* _Directions for this task_
The entries are to be reproduced verbatim, and their pictures left out.

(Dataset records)
=======
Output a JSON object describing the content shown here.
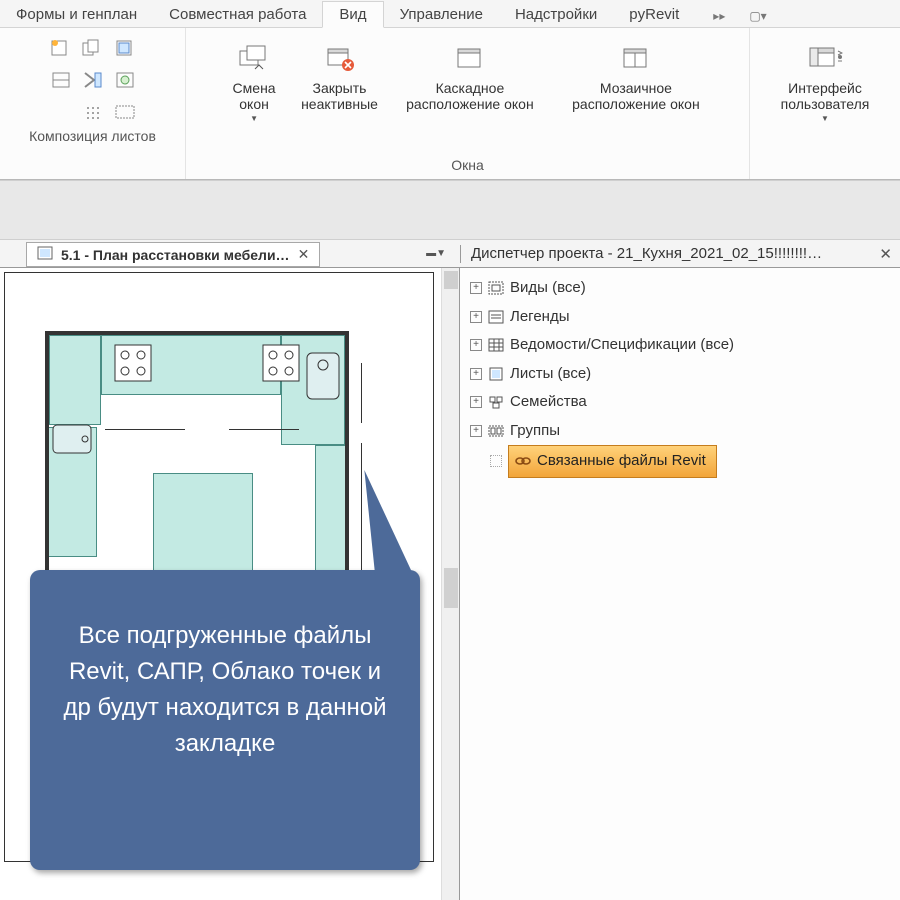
{
  "ribbon": {
    "tabs": [
      "Формы и генплан",
      "Совместная работа",
      "Вид",
      "Управление",
      "Надстройки",
      "pyRevit"
    ],
    "active_index": 2,
    "groups": {
      "composition": {
        "label": "Композиция листов"
      },
      "windows": {
        "label": "Окна",
        "switch_windows": "Смена\nокон",
        "close_inactive": "Закрыть\nнеактивные",
        "cascade": "Каскадное\nрасположение окон",
        "tile": "Мозаичное\nрасположение окон"
      },
      "ui": {
        "label": "Интерфейс\nпользователя"
      }
    }
  },
  "doc_tab": {
    "title": "5.1 - План расстановки мебели…"
  },
  "browser": {
    "title": "Диспетчер проекта - 21_Кухня_2021_02_15!!!!!!!!…",
    "items": [
      {
        "label": "Виды (все)"
      },
      {
        "label": "Легенды"
      },
      {
        "label": "Ведомости/Спецификации (все)"
      },
      {
        "label": "Листы (все)"
      },
      {
        "label": "Семейства"
      },
      {
        "label": "Группы"
      },
      {
        "label": "Связанные файлы Revit",
        "highlight": true
      }
    ]
  },
  "callout": {
    "text": "Все подгруженные файлы Revit, САПР, Облако точек и др будут находится в данной закладке"
  }
}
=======
* _Your response_
Output a JSON object describing the content shown here.
{
  "ribbon": {
    "tabs": [
      "Формы и генплан",
      "Совместная работа",
      "Вид",
      "Управление",
      "Надстройки",
      "pyRevit"
    ],
    "active_index": 2,
    "groups": {
      "composition": {
        "label": "Композиция листов"
      },
      "windows": {
        "label": "Окна",
        "switch_windows": "Смена\nокон",
        "close_inactive": "Закрыть\nнеактивные",
        "cascade": "Каскадное\nрасположение окон",
        "tile": "Мозаичное\nрасположение окон"
      },
      "ui": {
        "label": "Интерфейс\nпользователя"
      }
    }
  },
  "doc_tab": {
    "title": "5.1 - План расстановки мебели…"
  },
  "browser": {
    "title": "Диспетчер проекта - 21_Кухня_2021_02_15!!!!!!!!…",
    "items": [
      {
        "label": "Виды (все)"
      },
      {
        "label": "Легенды"
      },
      {
        "label": "Ведомости/Спецификации (все)"
      },
      {
        "label": "Листы (все)"
      },
      {
        "label": "Семейства"
      },
      {
        "label": "Группы"
      },
      {
        "label": "Связанные файлы Revit",
        "highlight": true
      }
    ]
  },
  "callout": {
    "text": "Все подгруженные файлы Revit, САПР, Облако точек и др будут находится в данной закладке"
  }
}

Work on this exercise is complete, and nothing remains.